The Tragedy of Philosophy and the Philosophy of Tragedy (Sergey N. Bulgakov and Lev I. Shestov)
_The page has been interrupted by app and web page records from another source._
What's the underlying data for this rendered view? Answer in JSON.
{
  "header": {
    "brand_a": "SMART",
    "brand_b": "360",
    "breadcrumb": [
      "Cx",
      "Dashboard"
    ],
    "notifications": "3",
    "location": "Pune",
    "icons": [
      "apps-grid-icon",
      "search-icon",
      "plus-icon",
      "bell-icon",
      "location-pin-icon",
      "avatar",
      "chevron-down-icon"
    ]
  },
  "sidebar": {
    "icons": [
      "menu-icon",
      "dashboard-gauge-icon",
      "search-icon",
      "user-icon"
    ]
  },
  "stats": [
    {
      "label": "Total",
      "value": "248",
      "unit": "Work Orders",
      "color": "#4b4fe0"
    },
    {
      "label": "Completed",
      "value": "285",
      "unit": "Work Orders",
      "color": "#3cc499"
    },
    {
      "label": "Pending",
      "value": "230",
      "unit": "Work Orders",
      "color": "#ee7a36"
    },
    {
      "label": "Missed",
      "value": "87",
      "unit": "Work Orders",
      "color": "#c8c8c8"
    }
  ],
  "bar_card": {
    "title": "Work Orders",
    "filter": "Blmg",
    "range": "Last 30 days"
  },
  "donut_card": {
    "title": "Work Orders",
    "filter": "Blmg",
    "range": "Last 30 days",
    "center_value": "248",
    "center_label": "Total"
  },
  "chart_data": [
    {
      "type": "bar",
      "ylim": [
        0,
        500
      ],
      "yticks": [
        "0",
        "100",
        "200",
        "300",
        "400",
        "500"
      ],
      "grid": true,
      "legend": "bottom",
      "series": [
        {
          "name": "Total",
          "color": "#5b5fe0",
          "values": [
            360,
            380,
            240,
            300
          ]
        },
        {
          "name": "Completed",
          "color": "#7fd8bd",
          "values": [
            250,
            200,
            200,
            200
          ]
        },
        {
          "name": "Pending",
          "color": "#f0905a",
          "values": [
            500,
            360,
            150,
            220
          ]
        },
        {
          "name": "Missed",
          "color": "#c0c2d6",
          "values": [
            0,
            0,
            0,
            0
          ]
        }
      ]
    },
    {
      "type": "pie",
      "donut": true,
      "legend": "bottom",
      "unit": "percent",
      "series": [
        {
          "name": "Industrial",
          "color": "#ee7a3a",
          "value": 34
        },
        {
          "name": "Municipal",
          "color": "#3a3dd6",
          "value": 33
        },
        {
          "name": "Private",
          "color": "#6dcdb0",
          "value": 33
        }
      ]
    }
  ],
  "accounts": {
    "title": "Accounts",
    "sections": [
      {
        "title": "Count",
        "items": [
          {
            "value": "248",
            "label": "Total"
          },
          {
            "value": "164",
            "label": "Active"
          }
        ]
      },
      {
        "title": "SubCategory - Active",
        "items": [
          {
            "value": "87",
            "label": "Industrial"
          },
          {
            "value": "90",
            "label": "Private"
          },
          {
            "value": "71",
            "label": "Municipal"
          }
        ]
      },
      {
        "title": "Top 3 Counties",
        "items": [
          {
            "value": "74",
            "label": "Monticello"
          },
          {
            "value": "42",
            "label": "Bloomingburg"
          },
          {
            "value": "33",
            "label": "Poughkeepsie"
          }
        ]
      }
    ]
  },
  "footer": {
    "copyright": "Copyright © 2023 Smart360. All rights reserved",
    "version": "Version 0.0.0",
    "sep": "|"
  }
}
The tragedy of Bulgakov is the tragedy of philosophy. The tragedy of Shestov is the philosophy of tragedy. Tragedy is a key word; it is therein that the thoughts of both philosophers overlap. From the standpoint of Bulgakov, the tragedy of being is not to be solved in the ‘philosophy of tragedy’, for this philosophy itself is not tragic, it does not live in tragedy, but only reasons on it. Bulgakov’s idea of uniting theology and philosophy should have seemed intolerably false to Shestov as, in his opinion, it could only bring to deviation from faith, to its blending into philosophy and not to the latter’s rising to the knowledge of God. ‘The tragedy of Philosophy’, according to Bulgakov, is, first of all, recognition of insolvability of the main tasks, the philosophical reason is setting for itself: looking into causes of the world evil, possibility of freedom, sense of history, the unity of things in the great Whole. The form taken by this tragedy is antinomianism.